=== ABOUT THIS EXERCISE ===
How many lines in the data below include the word "icon"? State the number alone.

=== RECORDS SUPPLIED ===
# # # # # # #
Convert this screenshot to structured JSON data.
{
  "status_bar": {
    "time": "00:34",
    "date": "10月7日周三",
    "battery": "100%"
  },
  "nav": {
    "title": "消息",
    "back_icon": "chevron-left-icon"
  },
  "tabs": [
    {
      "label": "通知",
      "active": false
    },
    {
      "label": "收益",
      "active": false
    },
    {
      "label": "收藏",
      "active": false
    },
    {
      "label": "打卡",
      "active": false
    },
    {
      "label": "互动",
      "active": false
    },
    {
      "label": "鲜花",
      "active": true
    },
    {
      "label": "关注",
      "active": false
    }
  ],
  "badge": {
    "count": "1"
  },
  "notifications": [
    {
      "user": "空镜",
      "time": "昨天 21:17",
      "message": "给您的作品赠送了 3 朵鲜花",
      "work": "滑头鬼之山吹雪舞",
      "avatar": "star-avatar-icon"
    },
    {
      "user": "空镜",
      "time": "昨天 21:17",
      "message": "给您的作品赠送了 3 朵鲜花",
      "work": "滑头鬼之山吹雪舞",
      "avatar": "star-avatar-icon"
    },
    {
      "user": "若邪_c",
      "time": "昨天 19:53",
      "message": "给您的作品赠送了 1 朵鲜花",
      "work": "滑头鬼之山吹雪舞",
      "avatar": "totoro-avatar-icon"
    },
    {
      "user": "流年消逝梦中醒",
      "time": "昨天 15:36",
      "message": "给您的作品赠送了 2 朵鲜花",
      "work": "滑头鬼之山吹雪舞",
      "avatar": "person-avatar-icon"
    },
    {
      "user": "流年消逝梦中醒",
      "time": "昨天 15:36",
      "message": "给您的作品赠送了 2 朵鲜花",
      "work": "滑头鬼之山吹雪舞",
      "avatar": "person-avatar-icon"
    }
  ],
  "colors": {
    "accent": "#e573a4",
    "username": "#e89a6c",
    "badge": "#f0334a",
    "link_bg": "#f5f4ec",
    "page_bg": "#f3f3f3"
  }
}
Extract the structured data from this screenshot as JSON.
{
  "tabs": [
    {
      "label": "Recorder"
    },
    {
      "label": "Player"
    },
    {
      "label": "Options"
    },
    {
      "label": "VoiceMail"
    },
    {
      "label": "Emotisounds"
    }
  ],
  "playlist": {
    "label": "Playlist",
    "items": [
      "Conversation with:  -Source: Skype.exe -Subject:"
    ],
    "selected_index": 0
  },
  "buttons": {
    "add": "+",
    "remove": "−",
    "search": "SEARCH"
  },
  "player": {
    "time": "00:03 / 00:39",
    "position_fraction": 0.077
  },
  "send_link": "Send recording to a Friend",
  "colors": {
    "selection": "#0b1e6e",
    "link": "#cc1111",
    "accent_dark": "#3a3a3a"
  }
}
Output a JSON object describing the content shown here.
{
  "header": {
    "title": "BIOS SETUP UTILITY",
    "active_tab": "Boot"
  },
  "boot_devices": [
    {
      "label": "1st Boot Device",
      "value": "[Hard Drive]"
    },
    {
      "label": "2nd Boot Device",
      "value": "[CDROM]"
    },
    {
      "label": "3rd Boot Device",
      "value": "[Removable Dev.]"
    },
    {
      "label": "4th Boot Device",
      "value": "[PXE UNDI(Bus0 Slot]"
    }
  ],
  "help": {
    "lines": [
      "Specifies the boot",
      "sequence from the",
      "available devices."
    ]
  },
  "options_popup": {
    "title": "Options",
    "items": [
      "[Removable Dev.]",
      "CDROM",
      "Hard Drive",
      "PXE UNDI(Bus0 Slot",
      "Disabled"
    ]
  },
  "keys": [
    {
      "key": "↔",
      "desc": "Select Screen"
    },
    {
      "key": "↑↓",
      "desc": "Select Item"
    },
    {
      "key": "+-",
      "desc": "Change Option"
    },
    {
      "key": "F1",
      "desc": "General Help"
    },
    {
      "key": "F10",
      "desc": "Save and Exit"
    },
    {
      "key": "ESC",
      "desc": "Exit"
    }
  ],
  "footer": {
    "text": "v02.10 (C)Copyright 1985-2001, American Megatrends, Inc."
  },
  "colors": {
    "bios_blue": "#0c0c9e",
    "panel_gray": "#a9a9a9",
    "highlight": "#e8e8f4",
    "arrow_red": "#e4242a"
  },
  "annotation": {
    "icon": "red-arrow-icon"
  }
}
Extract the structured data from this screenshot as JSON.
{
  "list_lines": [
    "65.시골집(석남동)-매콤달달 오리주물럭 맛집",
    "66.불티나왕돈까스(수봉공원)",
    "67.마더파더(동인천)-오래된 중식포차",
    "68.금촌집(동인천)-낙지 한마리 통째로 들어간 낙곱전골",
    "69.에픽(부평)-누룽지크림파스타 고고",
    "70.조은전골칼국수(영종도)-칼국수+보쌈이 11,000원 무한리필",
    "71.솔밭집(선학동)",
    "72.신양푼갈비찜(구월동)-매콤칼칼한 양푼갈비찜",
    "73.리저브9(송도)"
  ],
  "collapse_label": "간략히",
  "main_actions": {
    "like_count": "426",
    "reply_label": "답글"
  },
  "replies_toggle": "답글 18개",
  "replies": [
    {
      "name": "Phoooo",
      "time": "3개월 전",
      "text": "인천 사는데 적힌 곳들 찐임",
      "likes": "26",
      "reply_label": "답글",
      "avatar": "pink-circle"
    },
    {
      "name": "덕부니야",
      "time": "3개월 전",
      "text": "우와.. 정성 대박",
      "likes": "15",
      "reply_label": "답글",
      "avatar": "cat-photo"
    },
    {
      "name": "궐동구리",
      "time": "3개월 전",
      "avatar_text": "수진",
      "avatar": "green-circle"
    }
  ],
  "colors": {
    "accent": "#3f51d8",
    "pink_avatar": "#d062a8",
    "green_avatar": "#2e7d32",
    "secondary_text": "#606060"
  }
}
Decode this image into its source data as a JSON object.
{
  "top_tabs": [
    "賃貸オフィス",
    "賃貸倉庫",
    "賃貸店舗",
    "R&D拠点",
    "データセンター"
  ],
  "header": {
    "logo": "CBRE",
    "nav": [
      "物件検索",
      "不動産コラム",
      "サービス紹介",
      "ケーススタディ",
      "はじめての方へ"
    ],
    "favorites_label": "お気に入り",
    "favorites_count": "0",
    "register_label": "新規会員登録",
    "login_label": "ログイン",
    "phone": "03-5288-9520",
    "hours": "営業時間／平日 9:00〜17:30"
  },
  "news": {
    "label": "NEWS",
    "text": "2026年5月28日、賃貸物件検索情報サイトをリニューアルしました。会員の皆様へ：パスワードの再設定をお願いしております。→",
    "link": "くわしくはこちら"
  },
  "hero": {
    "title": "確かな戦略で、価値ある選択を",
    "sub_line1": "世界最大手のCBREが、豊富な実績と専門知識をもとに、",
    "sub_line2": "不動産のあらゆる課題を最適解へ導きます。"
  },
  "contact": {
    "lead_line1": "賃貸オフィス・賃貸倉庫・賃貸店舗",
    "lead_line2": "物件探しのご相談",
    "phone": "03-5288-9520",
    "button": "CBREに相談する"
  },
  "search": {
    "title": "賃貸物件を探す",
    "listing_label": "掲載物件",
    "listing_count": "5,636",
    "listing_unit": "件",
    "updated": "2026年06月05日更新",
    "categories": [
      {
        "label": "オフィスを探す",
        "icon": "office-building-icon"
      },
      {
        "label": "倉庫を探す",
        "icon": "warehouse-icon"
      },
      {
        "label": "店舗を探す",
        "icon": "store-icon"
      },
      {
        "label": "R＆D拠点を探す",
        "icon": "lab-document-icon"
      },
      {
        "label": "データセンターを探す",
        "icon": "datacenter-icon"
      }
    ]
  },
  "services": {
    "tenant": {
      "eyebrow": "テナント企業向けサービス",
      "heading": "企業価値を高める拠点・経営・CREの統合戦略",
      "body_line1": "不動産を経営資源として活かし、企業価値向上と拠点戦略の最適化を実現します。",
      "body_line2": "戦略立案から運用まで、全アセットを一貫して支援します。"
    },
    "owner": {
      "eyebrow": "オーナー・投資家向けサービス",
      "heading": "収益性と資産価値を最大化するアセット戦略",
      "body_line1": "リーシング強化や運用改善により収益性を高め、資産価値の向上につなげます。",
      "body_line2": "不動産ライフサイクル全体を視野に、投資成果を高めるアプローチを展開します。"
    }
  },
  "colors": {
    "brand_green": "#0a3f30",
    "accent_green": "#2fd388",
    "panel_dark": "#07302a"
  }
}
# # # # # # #
=== WRITTEN REPLY ===
12